In 2013 -- prior to his return to the prime ministership -- Rudd shifted too. He announced that he now supported same-sex marriage on the grounds that it was legitimate for the state and the church to have different policies on marriage in a secular society.
Had Labor's support for same-sex marriage been a binding vote -- as was the case with opposing same-sex marriage or with the introduction of the 2008 reforms legally recognizing same-sex relationships -- the Labor government could have been close to having the numbers to introduce same-sex marriage during the Gillard or second Rudd government. However, Labor MPs were granted a conscience vote.
That conscience vote indicates that the separation between religion and the state is not yet fully accepted in Australian politics. Labor policy had left the question of whom religious organizations should marry, which is clearly an issue of religious conscience, for religious bodies themselves to decide according to their (varied) beliefs.
Labor MPs were effectively being granted a religious conscience vote on the issue of whom the state should be able to marry in a country where currently 72.5% of couples who marry choose to have a civil rather than religious ceremony. State-sanctioned same-sex marriage was still being framed partly as a personal morality issue rather than predominantly as an equality issue.
By introducing a bill before this year's party conference, Shorten appears to have headed off a push for a binding vote for Labor MPs.
The residual religious framing is one of the reasons same-sex marriage has not yet been introduced in Australia. It has proved much easier (and quicker) to introduce in countries that have predominantly constructed same-sex marriage as an equality issue, such as Canada.
Ireland's referendum vote is so important because it demonstrates that, even in a country that is traditionally staunchly Catholic, the majority of voters understand that religious definitions of marriage should be confined to religious marriage ceremonies and not be imposed on the state's definition of marriage.
Most Labor politicians in Australia now take that position too. This includes some MPs who were previously concerned about the impact of same-sex marriage on their seats, such as Chris Bowen, Tony Burke and Ed Husic -- all of whom occupy western Sydney electorates.

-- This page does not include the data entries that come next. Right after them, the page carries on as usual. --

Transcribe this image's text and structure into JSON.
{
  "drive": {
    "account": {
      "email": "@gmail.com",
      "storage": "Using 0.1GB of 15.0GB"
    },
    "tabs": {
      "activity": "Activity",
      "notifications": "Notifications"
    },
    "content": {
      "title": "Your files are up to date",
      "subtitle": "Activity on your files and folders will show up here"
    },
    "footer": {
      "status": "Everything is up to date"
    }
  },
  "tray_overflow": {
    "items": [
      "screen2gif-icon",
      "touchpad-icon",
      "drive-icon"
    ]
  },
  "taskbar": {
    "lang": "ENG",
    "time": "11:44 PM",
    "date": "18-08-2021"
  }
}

Meanwhile, many Liberals are urging that they should be granted a conscience vote on legalizing same-sex marriage. They are likely to be given one. Previously, Liberal MPs haven't had a choice over whether same-sex marriage is constructed as an issue of equal rights for loving adults -- it has only been constructed as a Howard-era values/morality issue.
The Liberals now risk having same-sex marriage used against them electorally just as they once tried to use it against Labor. Shorten suggested that Abbott is: "... stopping Australia becoming a modern nation."
Labor's moves prompted Abbott to argue that any decision to legalize same-sex marriage should be "owned by the parliament, and not by any particular party".
Shorten subsequently suggested that a Liberal could co-sponsor the bill, rather than his deputy Tanya Plibersek. Liberal MP Warren Entsch has indicated his willingness to be involved in future negotiations, but not to co-sign Shorten's current bill.
Irish Taoiseach (Prime Minister) Enda Kenny argued that his country's equality vote: "... disclosed who we are -- a generous, compassionate, bold and joyful people."
Kenny's words raise questions about what message Australia's intransigence on same-sex marriage up to now is sending internationally -- as well as to its own gay and lesbian citizens.
Carol Johnson is a professor of politics at the University of Adelaide. She's also the author of The Labour Legacy: Curtin, Chifley, Whitlam, Hawke and Governing Change: From Keating to Howard. The opinions expressed in this commentary are solely those of the author. CNN is showcasing the work of The Conversation, a collaboration between journalists and academics to provide news analysis and commentary. The content is produced solely by The Conversation.